§ WHAT YOU ARE ASKED TO DO: Scan the entries line by line and return those with "hardware".

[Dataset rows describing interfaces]
------------------------------

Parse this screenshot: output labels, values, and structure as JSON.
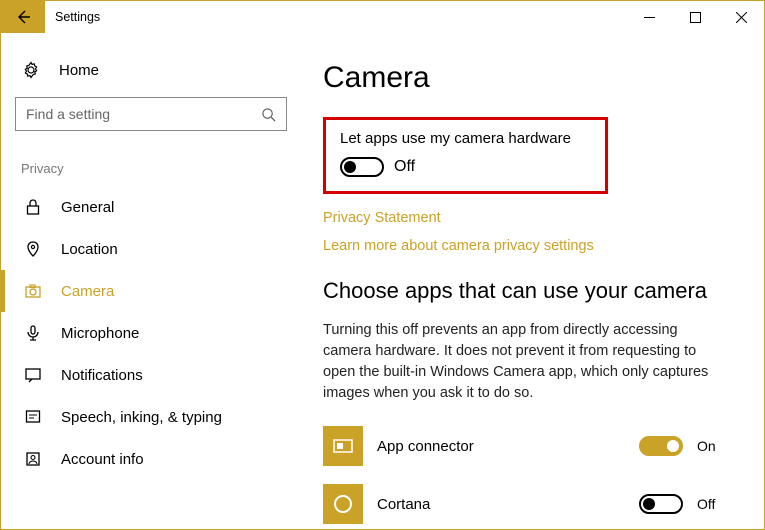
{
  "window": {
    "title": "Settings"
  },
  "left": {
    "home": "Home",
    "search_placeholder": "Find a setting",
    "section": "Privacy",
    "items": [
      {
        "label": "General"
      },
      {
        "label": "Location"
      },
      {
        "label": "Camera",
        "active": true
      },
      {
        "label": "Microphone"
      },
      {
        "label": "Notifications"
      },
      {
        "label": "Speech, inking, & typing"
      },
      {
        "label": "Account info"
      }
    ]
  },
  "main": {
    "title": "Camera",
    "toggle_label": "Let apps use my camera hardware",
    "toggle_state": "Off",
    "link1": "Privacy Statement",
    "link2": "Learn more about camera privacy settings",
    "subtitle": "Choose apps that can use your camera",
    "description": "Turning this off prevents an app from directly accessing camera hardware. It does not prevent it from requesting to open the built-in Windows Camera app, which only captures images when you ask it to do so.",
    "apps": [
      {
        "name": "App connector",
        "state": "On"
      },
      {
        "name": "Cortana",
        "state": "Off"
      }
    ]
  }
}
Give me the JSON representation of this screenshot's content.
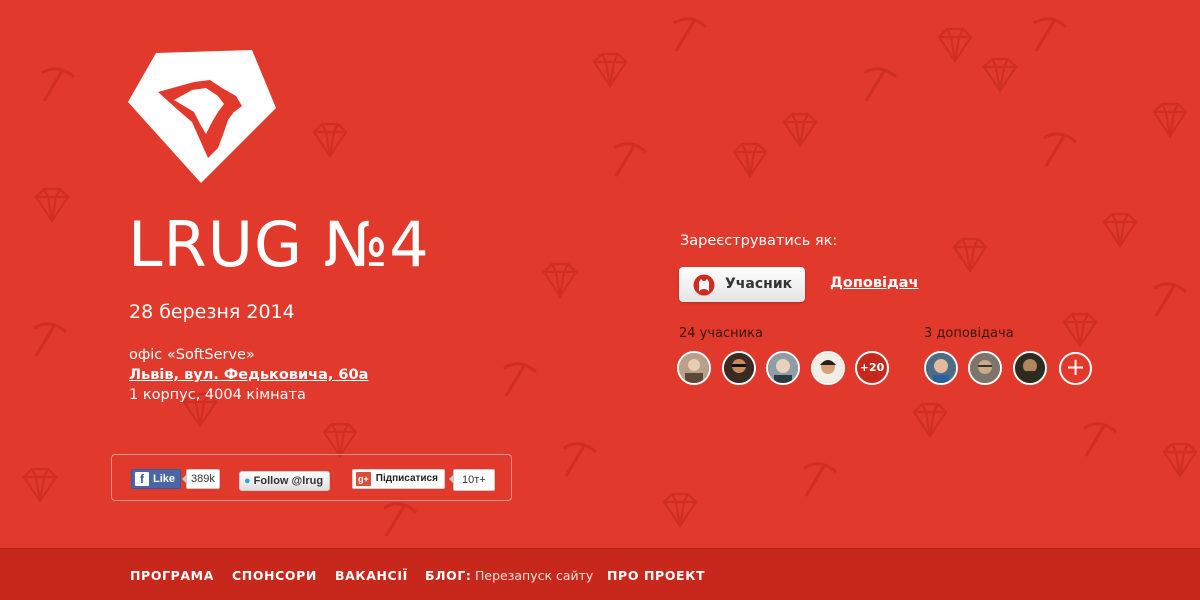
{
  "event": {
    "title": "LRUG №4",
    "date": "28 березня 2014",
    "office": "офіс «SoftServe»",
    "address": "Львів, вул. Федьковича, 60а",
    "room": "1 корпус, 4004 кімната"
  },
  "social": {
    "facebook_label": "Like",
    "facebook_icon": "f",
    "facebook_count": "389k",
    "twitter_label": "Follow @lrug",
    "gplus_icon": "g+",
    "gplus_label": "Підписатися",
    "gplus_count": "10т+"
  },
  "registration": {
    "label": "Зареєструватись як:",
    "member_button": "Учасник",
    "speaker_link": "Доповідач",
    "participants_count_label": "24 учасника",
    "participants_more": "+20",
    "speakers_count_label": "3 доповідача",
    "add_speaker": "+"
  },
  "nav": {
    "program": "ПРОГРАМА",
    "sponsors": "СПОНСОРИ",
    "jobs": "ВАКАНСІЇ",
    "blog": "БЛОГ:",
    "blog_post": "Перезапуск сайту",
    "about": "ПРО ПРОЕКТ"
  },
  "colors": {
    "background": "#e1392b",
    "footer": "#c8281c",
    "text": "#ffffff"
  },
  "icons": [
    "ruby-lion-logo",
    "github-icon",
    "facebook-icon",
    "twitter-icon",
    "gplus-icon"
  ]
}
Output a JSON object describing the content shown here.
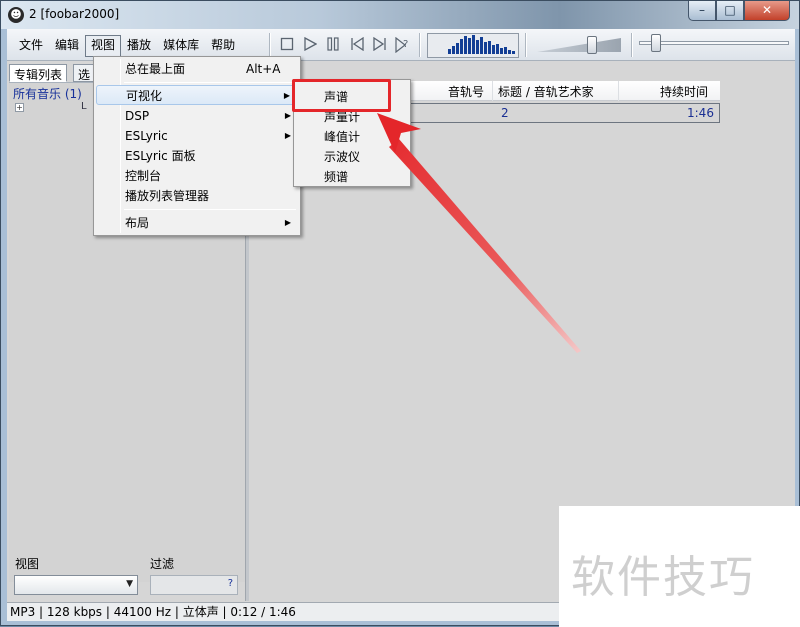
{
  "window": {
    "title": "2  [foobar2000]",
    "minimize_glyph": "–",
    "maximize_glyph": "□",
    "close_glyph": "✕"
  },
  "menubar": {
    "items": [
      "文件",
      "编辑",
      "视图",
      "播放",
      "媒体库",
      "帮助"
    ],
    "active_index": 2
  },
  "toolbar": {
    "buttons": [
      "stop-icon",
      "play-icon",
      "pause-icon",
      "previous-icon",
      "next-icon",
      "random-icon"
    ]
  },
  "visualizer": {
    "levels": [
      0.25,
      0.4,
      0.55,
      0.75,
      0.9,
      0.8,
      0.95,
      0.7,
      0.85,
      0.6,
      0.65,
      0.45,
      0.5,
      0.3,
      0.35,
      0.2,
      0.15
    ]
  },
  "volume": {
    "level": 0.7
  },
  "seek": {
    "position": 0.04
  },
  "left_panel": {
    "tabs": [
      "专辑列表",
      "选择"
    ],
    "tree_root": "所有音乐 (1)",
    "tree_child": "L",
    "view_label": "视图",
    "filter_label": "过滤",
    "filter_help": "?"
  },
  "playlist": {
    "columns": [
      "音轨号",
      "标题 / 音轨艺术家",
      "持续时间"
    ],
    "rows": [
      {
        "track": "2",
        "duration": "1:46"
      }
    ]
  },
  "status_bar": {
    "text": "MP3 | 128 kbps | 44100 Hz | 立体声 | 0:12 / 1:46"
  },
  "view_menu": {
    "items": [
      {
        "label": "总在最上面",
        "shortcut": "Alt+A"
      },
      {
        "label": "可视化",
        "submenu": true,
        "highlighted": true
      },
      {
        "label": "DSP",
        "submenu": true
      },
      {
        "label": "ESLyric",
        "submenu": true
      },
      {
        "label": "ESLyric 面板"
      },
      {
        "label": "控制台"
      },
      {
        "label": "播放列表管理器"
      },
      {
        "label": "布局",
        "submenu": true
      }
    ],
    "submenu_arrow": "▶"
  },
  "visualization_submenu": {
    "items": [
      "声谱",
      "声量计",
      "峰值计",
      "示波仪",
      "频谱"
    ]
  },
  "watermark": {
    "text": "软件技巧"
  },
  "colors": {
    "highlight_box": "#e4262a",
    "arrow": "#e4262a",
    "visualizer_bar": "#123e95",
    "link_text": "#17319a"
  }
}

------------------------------

§ WRITTEN SOLUTION:
    "toggle_label": "Let apps use my camera hardware",
    "description": "Turning this off prevents an app from directly accessing camera hardware. It does not prevent it from requesting to open the built-in Windows Camera app, which only captures images when you ask it to do so.",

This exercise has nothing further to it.